▶ **The problem**: Images within the entries are to be omitted; the remainder must be reproduced exactly.

### Supplied material ###

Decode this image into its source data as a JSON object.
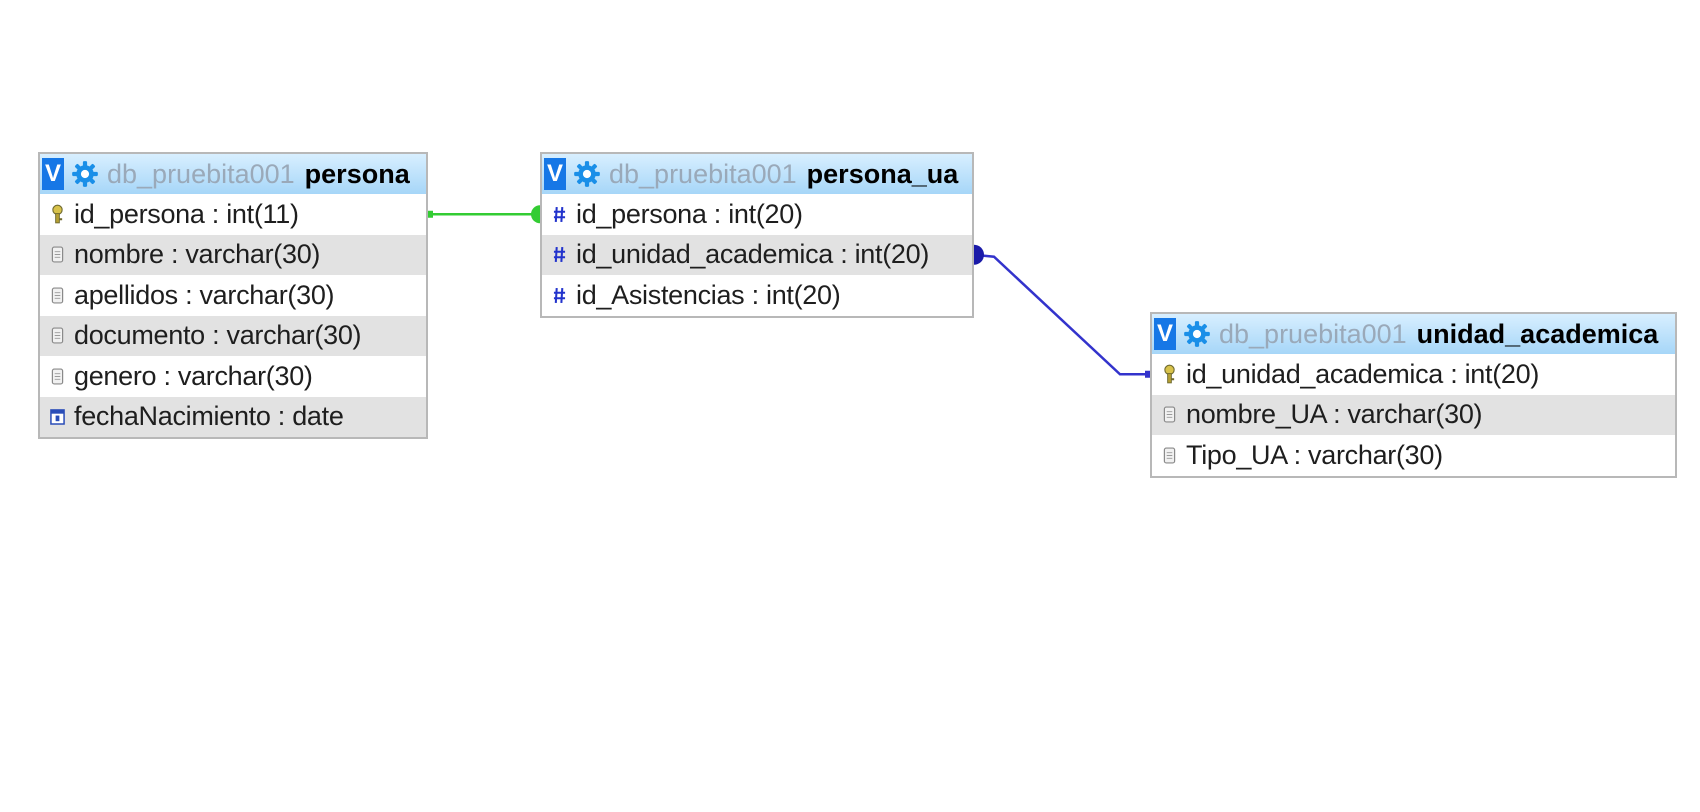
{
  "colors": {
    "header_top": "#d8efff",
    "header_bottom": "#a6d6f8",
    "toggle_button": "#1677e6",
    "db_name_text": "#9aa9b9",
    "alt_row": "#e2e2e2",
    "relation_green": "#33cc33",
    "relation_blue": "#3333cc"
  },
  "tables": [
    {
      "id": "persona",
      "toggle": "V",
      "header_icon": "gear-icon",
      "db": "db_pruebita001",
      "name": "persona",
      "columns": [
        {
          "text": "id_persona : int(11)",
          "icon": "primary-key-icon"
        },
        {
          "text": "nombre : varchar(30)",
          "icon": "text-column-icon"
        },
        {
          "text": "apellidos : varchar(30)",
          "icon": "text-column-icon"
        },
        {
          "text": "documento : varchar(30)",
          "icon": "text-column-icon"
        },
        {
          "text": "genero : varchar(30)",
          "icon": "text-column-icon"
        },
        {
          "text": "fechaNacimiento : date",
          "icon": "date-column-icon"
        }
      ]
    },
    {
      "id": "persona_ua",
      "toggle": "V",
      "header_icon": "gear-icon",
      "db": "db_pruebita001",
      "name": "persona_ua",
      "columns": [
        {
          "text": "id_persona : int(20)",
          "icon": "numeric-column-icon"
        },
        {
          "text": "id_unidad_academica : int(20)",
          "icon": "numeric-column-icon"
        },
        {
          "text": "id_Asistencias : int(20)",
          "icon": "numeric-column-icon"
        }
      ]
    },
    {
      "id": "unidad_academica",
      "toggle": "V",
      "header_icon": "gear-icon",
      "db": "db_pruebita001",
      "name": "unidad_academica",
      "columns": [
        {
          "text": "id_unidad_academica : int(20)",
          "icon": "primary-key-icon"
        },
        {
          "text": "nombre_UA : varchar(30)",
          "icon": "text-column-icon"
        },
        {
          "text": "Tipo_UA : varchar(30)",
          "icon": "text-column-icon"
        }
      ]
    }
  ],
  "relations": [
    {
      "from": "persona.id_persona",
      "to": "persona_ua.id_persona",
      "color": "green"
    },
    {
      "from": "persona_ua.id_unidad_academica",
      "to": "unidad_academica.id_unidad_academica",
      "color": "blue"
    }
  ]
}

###

▶ **Answer to the exercise**:
Decode this image into its source data as a JSON object.
{
  "colors": {
    "header_top": "#d8efff",
    "header_bottom": "#a6d6f8",
    "toggle_button": "#1677e6",
    "db_name_text": "#9aa9b9",
    "alt_row": "#e2e2e2",
    "relation_green": "#33cc33",
    "relation_blue": "#3333cc"
  },
  "tables": [
    {
      "id": "persona",
      "toggle": "V",
      "header_icon": "gear-icon",
      "db": "db_pruebita001",
      "name": "persona",
      "columns": [
        {
          "text": "id_persona : int(11)",
          "icon": "primary-key-icon"
        },
        {
          "text": "nombre : varchar(30)",
          "icon": "text-column-icon"
        },
        {
          "text": "apellidos : varchar(30)",
          "icon": "text-column-icon"
        },
        {
          "text": "documento : varchar(30)",
          "icon": "text-column-icon"
        },
        {
          "text": "genero : varchar(30)",
          "icon": "text-column-icon"
        },
        {
          "text": "fechaNacimiento : date",
          "icon": "date-column-icon"
        }
      ]
    },
    {
      "id": "persona_ua",
      "toggle": "V",
      "header_icon": "gear-icon",
      "db": "db_pruebita001",
      "name": "persona_ua",
      "columns": [
        {
          "text": "id_persona : int(20)",
          "icon": "numeric-column-icon"
        },
        {
          "text": "id_unidad_academica : int(20)",
          "icon": "numeric-column-icon"
        },
        {
          "text": "id_Asistencias : int(20)",
          "icon": "numeric-column-icon"
        }
      ]
    },
    {
      "id": "unidad_academica",
      "toggle": "V",
      "header_icon": "gear-icon",
      "db": "db_pruebita001",
      "name": "unidad_academica",
      "columns": [
        {
          "text": "id_unidad_academica : int(20)",
          "icon": "primary-key-icon"
        },
        {
          "text": "nombre_UA : varchar(30)",
          "icon": "text-column-icon"
        },
        {
          "text": "Tipo_UA : varchar(30)",
          "icon": "text-column-icon"
        }
      ]
    }
  ],
  "relations": [
    {
      "from": "persona.id_persona",
      "to": "persona_ua.id_persona",
      "color": "green"
    },
    {
      "from": "persona_ua.id_unidad_academica",
      "to": "unidad_academica.id_unidad_academica",
      "color": "blue"
    }
  ]
}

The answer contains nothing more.